• WHAT THE EXERCISE ASKS
Copy the records out again in full, keeping them identical.

(Website and app data records)
· · · · ·

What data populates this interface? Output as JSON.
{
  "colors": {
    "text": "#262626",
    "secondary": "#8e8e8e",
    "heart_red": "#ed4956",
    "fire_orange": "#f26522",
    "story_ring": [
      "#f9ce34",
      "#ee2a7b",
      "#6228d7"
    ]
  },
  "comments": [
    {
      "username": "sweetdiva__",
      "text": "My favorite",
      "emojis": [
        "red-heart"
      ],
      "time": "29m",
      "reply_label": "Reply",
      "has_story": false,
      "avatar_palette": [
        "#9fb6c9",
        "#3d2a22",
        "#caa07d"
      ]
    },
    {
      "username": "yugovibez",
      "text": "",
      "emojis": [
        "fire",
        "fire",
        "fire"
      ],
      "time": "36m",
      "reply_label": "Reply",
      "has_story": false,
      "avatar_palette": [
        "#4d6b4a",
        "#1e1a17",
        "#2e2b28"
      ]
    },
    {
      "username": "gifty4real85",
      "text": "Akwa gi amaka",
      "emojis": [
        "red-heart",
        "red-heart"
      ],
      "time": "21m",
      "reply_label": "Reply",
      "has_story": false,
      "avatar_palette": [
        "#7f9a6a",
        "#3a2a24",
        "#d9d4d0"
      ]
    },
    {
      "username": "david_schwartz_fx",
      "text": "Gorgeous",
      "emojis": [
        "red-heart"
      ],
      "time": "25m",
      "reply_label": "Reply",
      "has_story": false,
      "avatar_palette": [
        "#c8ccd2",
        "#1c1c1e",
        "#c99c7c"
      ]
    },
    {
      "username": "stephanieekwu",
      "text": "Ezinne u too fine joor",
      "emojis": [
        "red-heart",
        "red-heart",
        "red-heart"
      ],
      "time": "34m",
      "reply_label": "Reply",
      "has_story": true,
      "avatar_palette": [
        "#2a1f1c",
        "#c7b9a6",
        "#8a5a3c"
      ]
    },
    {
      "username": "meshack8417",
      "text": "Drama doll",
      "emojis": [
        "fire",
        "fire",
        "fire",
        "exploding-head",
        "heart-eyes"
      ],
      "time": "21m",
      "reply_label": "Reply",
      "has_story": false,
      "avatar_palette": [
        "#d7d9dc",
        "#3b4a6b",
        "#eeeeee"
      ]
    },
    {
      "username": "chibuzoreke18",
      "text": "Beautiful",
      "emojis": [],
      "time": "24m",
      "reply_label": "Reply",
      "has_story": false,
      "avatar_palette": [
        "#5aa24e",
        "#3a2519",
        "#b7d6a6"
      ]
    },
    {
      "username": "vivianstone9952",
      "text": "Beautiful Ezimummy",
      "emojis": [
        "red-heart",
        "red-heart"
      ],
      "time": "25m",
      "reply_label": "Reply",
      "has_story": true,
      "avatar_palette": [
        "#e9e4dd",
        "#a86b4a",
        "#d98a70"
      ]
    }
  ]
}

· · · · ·

• SOLUTION
What data populates this interface? Output as JSON.
{
  "colors": {
    "text": "#262626",
    "secondary": "#8e8e8e",
    "heart_red": "#ed4956",
    "fire_orange": "#f26522",
    "story_ring": [
      "#f9ce34",
      "#ee2a7b",
      "#6228d7"
    ]
  },
  "comments": [
    {
      "username": "sweetdiva__",
      "text": "My favorite",
      "emojis": [
        "red-heart"
      ],
      "time": "29m",
      "reply_label": "Reply",
      "has_story": false,
      "avatar_palette": [
        "#9fb6c9",
        "#3d2a22",
        "#caa07d"
      ]
    },
    {
      "username": "yugovibez",
      "text": "",
      "emojis": [
        "fire",
        "fire",
        "fire"
      ],
      "time": "36m",
      "reply_label": "Reply",
      "has_story": false,
      "avatar_palette": [
        "#4d6b4a",
        "#1e1a17",
        "#2e2b28"
      ]
    },
    {
      "username": "gifty4real85",
      "text": "Akwa gi amaka",
      "emojis": [
        "red-heart",
        "red-heart"
      ],
      "time": "21m",
      "reply_label": "Reply",
      "has_story": false,
      "avatar_palette": [
        "#7f9a6a",
        "#3a2a24",
        "#d9d4d0"
      ]
    },
    {
      "username": "david_schwartz_fx",
      "text": "Gorgeous",
      "emojis": [
        "red-heart"
      ],
      "time": "25m",
      "reply_label": "Reply",
      "has_story": false,
      "avatar_palette": [
        "#c8ccd2",
        "#1c1c1e",
        "#c99c7c"
      ]
    },
    {
      "username": "stephanieekwu",
      "text": "Ezinne u too fine joor",
      "emojis": [
        "red-heart",
        "red-heart",
        "red-heart"
      ],
      "time": "34m",
      "reply_label": "Reply",
      "has_story": true,
      "avatar_palette": [
        "#2a1f1c",
        "#c7b9a6",
        "#8a5a3c"
      ]
    },
    {
      "username": "meshack8417",
      "text": "Drama doll",
      "emojis": [
        "fire",
        "fire",
        "fire",
        "exploding-head",
        "heart-eyes"
      ],
      "time": "21m",
      "reply_label": "Reply",
      "has_story": false,
      "avatar_palette": [
        "#d7d9dc",
        "#3b4a6b",
        "#eeeeee"
      ]
    },
    {
      "username": "chibuzoreke18",
      "text": "Beautiful",
      "emojis": [],
      "time": "24m",
      "reply_label": "Reply",
      "has_story": false,
      "avatar_palette": [
        "#5aa24e",
        "#3a2519",
        "#b7d6a6"
      ]
    },
    {
      "username": "vivianstone9952",
      "text": "Beautiful Ezimummy",
      "emojis": [
        "red-heart",
        "red-heart"
      ],
      "time": "25m",
      "reply_label": "Reply",
      "has_story": true,
      "avatar_palette": [
        "#e9e4dd",
        "#a86b4a",
        "#d98a70"
      ]
    }
  ]
}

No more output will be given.